Tami’s greatest achievement – five grandchildren.

To learn more about her films go to

David Pavlosky, Co-Producer

David is an independent producer and director based in New York City. His work covers a wide range of subjects, but themes of social justice and human relations are common among his films.

Recent works include: Don’t Bring Scott, (2010) a lyrical documentary about the underlying desire for family and community told through the voice of the filmmaker. When David’s working-class parents decide to celebrate their 46th wedding anniversary without inviting his life partner, this All-American, rural family is dragged into the 21st century; Rosa’s Story (2009), produced by the New York City Department of Health and Mental Hygiene is an educational video that deals with the chronic disease symptoms, treatment, and management of asthma; Puzzles (co-director and co-producer with Tami Gold), presently in post-production explores the hatchet and gun attack on patrons of a gay bar in New Bedford, Massachusetts, which delves into youth violence, the influence of hate groups, and the possibility of finding a peaceful coexistence between diverse groups in one small, and in many ways, typical American city. David is currently developing Stand Up, Stand Out, a documentary about gay and lesbian stand-up comedians. He studied with Martin Scorsese and Abbas Kiarostami at the Marrakech/Tribeca Filmmaker Exchange Program where he completed the short film Crossroads, which screened at the Tribeca Film Festival 2006. He received his BA in Media at Hunter College

Sonia Gonzalez-Martinez, Editor

Sonia has been an editor for over ten years. She learned her craft as an assistant editor for such esteemed directors as Spike Lee, Milos Forman, Alan J. Pakula, Ted Demme and Robert Redford. As an editor, Sonia has cut numerous shorts and DVD Special Features. In 2008, she was the editor on Vin Diesel’s film, “LOS BANDOLEROS,” the short prequel to the newest FAST & FURIOUS film. Sonia was also the editor of the independent features DESTINATION UNKNOWN, EL CIRCULO VICIOSO and AFRODITE SUPERSTAR and the PBS-documentary NUYORICANS. Sonia was also co-editor on the feature documentary, ANTONIA PANTOJA: ¡PRESENTE! about the life and work of Puerto Rican educator Dr. Antonia Pantoja. Sonia is presently editing PASSIONATE POLITICS: THE LIFE & WORK OF CHARLOTTE BUNCH, about the renowned feminist activist Charlotte Bunch.
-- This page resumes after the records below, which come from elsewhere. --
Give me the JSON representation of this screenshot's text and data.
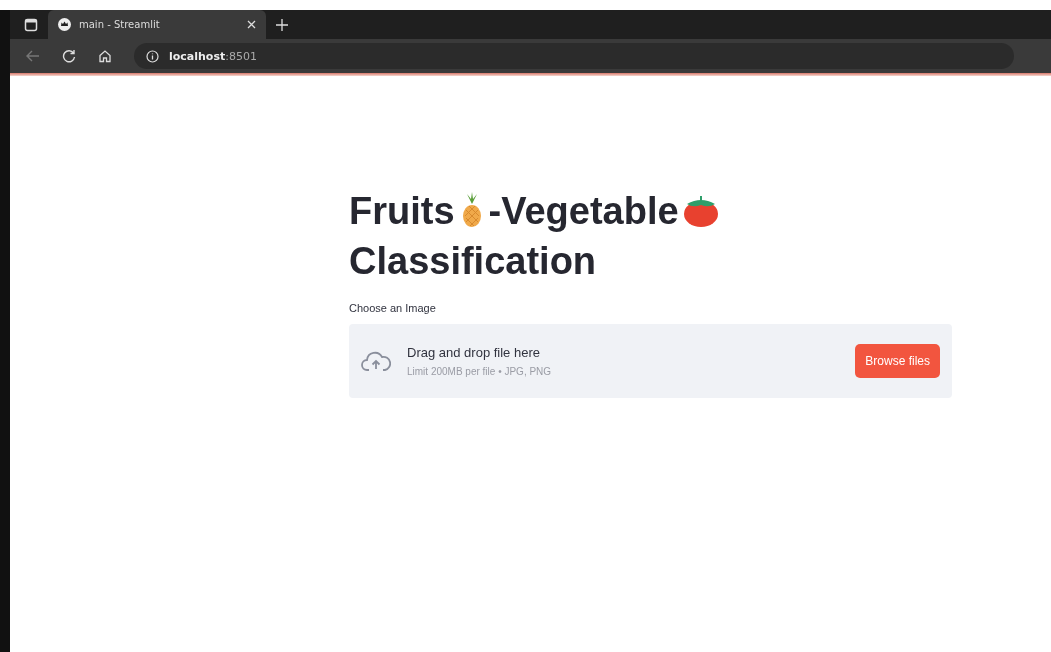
{
  "browser": {
    "tab": {
      "title": "main - Streamlit",
      "selected": true
    },
    "address": {
      "host": "localhost",
      "port": ":8501"
    }
  },
  "page": {
    "title": [
      "Fruits",
      "-Vegetable",
      "Classification"
    ],
    "uploader": {
      "label": "Choose an Image",
      "drop_text": "Drag and drop file here",
      "limit_text": "Limit 200MB per file • JPG, PNG",
      "button": "Browse files"
    }
  }
}
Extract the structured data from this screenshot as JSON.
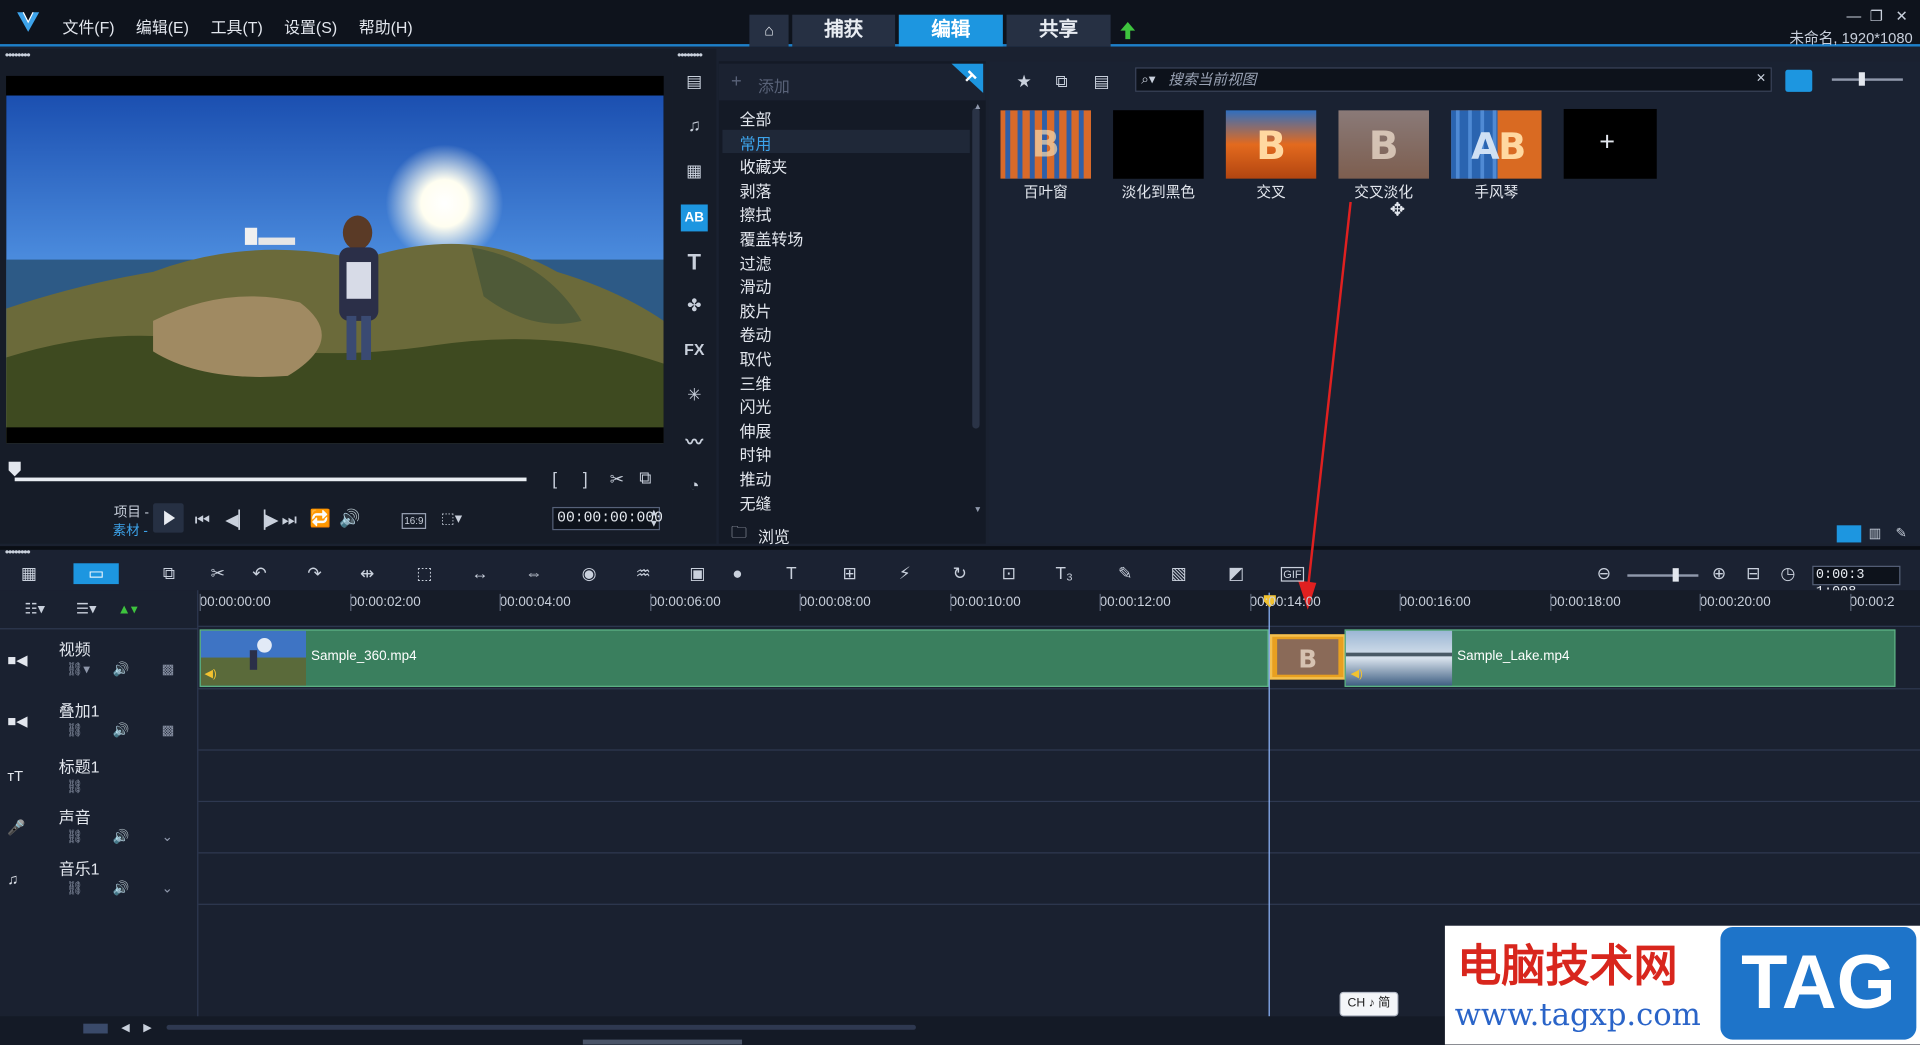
{
  "menu": {
    "items": [
      "文件(F)",
      "编辑(E)",
      "工具(T)",
      "设置(S)",
      "帮助(H)"
    ]
  },
  "mode_tabs": [
    "捕获",
    "编辑",
    "共享"
  ],
  "window": {
    "title": "未命名, 1920*1080"
  },
  "preview": {
    "label_project": "项目 -",
    "label_clip": "素材 -",
    "aspect": "16:9",
    "timecode": "00:00:00:000"
  },
  "library": {
    "add_label": "添加",
    "categories": [
      "全部",
      "常用",
      "收藏夹",
      "剥落",
      "擦拭",
      "覆盖转场",
      "过滤",
      "滑动",
      "胶片",
      "卷动",
      "取代",
      "三维",
      "闪光",
      "伸展",
      "时钟",
      "推动",
      "无缝"
    ],
    "selected_category": "常用",
    "browse_label": "浏览",
    "search_placeholder": "搜索当前视图",
    "thumbnails": [
      "百叶窗",
      "淡化到黑色",
      "交叉",
      "交叉淡化",
      "手风琴"
    ]
  },
  "timeline": {
    "zoom_timecode": "0:00:3 1:008",
    "ruler_ticks": [
      "00:00:00:00",
      "00:00:02:00",
      "00:00:04:00",
      "00:00:06:00",
      "00:00:08:00",
      "00:00:10:00",
      "00:00:12:00",
      "00:00:14:00",
      "00:00:16:00",
      "00:00:18:00",
      "00:00:20:00",
      "00:00:2"
    ],
    "tracks": [
      "视频",
      "叠加1",
      "标题1",
      "声音",
      "音乐1"
    ],
    "clips": [
      "Sample_360.mp4",
      "Sample_Lake.mp4"
    ]
  },
  "watermark": {
    "title": "电脑技术网",
    "url": "www.tagxp.com",
    "tag": "TAG"
  },
  "ime": "CH ♪ 简",
  "colors": {
    "accent": "#1d96e0",
    "clip": "#3a7f5e",
    "arrow": "#e02020"
  }
}
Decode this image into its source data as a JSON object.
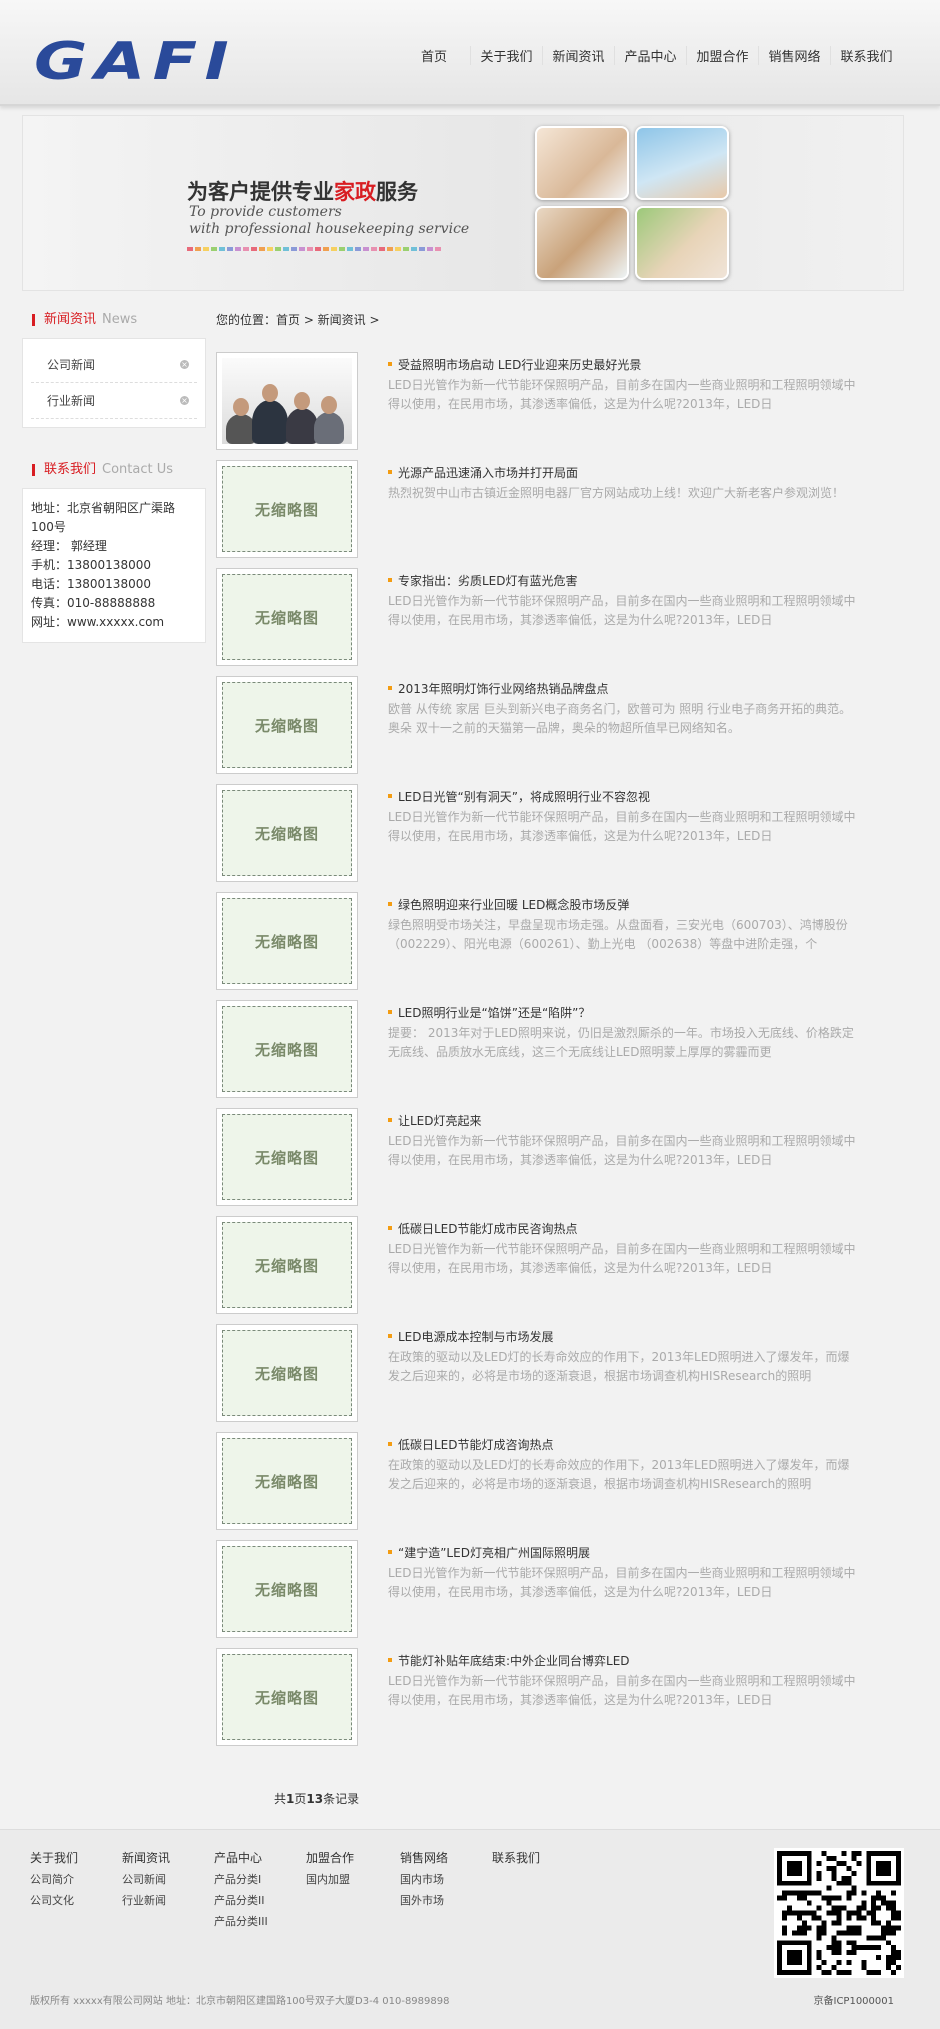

Sonia also directed her own documentary, BRAGGING RIGHTS: STICKBALL STORIES, which examines how the New York City game of stickball has developed leadership, healed racial tension and created lifelong friendships throughout its long and vibrant history. BRAGGING RIGHTS: STICKBALL STORIES was nominated for an ALMA Award in 2008.